I ginned up a faux commute this week to get away from contractors at the house; I went to the LRT trail and 26th Street to do some in-the-field work for a Cycle Twin Cities post, then grabbed a mural tag on the way home.

10 miles before 8:00 is a nice gentle way to start the day. It's interesting that getting to and from work is a bigger deal to me than work itself. That's probably the geographer in me leaking out.

Aug 2, 2011


Yesterday marked two anniversaries, of sorts.

First, 4 years ago on August 1, the I-35W bridge collapsed into the Mississippi River. Although I was not personally involved in this disaster, it was kind of traumatic for me. Yesterday, the City dedicated a memorial to the people that were killed in that calamity ( "calamity" or disaster are the words I can think of at the moment - there's no F'ing way I am going to call this an "accident").

The memorial and dedication is a nice gesture. I am glad they did something to remember this. Too often, it seems people are willing to sweep unpleasant realities under the rug and focus on what's "nice".

Yesterday also marked the one-month anniversary of my "retirement". I need to come with a better term for that as well because I am too young to retire, but I am not exactly unemployed in the conventional sense. Perhaps I'll call it my liberation from labor.

The first month has flown by. I got one LCI teaching gig under my belt thanks to the help of a friend, did some rides, got the new LHT tricked out for some sub-24 camping expeditions I am now contemplating, and I have a number of house projects on the go. We are (finally) doing something about our side yard, which will be converted from a neglected, weedy mess to a rose garden this month. We are also resurfacing the deck in back of the house with some new low-maintenance stuff, which will be a big improvement. We plan to break in the new deck with a little get together on the weekend, as a matter of fact.

I still have boxes from the office to un-pack, but I am working my way through that slowly. Most of that garf should probably just be thrown out because I'll never use it again, but I need to go through it and make those decisions this month. I also find I am sizing up other things around the house (clothing, bags, shoes, etc.) and finding a trip to Goodwill happening in the near future.

It's interesting how what you "need" can change so much over time.

3-Speed Ride: Complete Success!

We had a great ride on Sunday. Two new riders showed up, including one that traveled from Wisconsin! The complete report is over here. The route totaled out at about 23 miles, which was plenty long enough given the humidity. It was probably closer to a 30 mile day factoring in the ride over to the start and back.

An added bonus to this sortie was that I was able to connect up with a fellow TC3-SAS rider and pass on a Dahon RV-mate folding bike that sort of came home with me. I ended up getting this piglet as part of a deal I swung to get The Spouse her nice Dahon Boardwalk. The seller wanted rid of both bikes but I only wanted the Boardwalk, so I ended up getting a good deal on the RV-Mate.

The RV-Mate sort of a cool bike, actually. It has a Sturmey-Archer 3-speed coaster hub, which I figured was worth the purchase price alone. The last thing in the world I need right now is another project, however. I was able to talk a friend into taking this off my hands, so he's got a new project to play with and I have an incremental increase in space in the garage.

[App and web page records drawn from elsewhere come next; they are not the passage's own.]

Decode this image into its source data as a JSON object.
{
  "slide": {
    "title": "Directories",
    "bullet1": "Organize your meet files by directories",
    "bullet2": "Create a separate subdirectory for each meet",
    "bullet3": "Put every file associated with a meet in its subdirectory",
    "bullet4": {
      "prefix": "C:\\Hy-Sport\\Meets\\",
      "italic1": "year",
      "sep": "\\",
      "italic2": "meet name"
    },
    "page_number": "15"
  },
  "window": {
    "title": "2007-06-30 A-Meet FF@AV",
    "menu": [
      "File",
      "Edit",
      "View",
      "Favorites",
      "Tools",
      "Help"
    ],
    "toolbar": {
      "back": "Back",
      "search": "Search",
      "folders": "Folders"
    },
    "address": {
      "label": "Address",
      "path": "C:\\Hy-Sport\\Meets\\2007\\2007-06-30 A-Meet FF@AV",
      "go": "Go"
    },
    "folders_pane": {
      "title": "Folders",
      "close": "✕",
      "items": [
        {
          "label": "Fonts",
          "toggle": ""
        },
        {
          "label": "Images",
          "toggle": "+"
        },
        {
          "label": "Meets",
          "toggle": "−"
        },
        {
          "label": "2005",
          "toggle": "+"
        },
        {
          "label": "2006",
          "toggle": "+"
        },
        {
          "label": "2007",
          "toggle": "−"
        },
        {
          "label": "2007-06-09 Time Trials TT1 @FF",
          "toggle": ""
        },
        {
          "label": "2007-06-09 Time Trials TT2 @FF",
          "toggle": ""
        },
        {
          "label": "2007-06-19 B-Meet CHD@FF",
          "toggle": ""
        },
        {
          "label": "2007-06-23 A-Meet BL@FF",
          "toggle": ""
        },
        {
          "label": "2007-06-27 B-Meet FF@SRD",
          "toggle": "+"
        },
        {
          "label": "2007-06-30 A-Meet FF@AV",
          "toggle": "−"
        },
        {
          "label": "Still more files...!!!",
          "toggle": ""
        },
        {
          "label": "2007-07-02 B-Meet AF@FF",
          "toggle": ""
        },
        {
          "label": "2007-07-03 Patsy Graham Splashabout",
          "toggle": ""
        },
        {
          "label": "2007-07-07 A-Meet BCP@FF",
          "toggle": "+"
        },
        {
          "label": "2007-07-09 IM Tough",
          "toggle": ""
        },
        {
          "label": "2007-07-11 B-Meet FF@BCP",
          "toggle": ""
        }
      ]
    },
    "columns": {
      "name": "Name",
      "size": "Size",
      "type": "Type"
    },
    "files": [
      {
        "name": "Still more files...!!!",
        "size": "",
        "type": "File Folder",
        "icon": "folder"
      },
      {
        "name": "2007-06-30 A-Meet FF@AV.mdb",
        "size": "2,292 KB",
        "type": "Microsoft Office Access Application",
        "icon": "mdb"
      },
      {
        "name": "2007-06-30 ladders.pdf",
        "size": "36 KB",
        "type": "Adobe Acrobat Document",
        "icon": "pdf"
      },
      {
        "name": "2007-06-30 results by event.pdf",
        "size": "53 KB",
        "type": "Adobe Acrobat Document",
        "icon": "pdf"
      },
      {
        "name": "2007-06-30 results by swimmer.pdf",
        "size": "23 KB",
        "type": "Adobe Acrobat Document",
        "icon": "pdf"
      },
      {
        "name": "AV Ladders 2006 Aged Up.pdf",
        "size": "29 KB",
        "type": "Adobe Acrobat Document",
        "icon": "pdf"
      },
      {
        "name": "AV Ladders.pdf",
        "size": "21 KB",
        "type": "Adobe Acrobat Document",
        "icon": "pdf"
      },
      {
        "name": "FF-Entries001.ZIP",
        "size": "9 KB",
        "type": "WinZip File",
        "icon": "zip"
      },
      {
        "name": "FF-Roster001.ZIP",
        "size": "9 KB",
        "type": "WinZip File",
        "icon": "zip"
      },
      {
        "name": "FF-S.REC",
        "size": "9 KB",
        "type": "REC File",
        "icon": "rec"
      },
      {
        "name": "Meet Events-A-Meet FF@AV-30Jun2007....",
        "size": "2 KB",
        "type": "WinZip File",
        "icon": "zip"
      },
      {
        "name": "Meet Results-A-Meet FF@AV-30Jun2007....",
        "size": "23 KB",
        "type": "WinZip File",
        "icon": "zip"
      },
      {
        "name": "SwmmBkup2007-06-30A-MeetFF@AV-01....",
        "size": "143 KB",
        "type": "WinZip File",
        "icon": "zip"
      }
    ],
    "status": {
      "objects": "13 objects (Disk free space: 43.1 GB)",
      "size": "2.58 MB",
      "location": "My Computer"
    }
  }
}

Who knows what the next 3-Speed adventure will be? We'll figure that out in the coming week and probably uncork a ride in the relatively near future.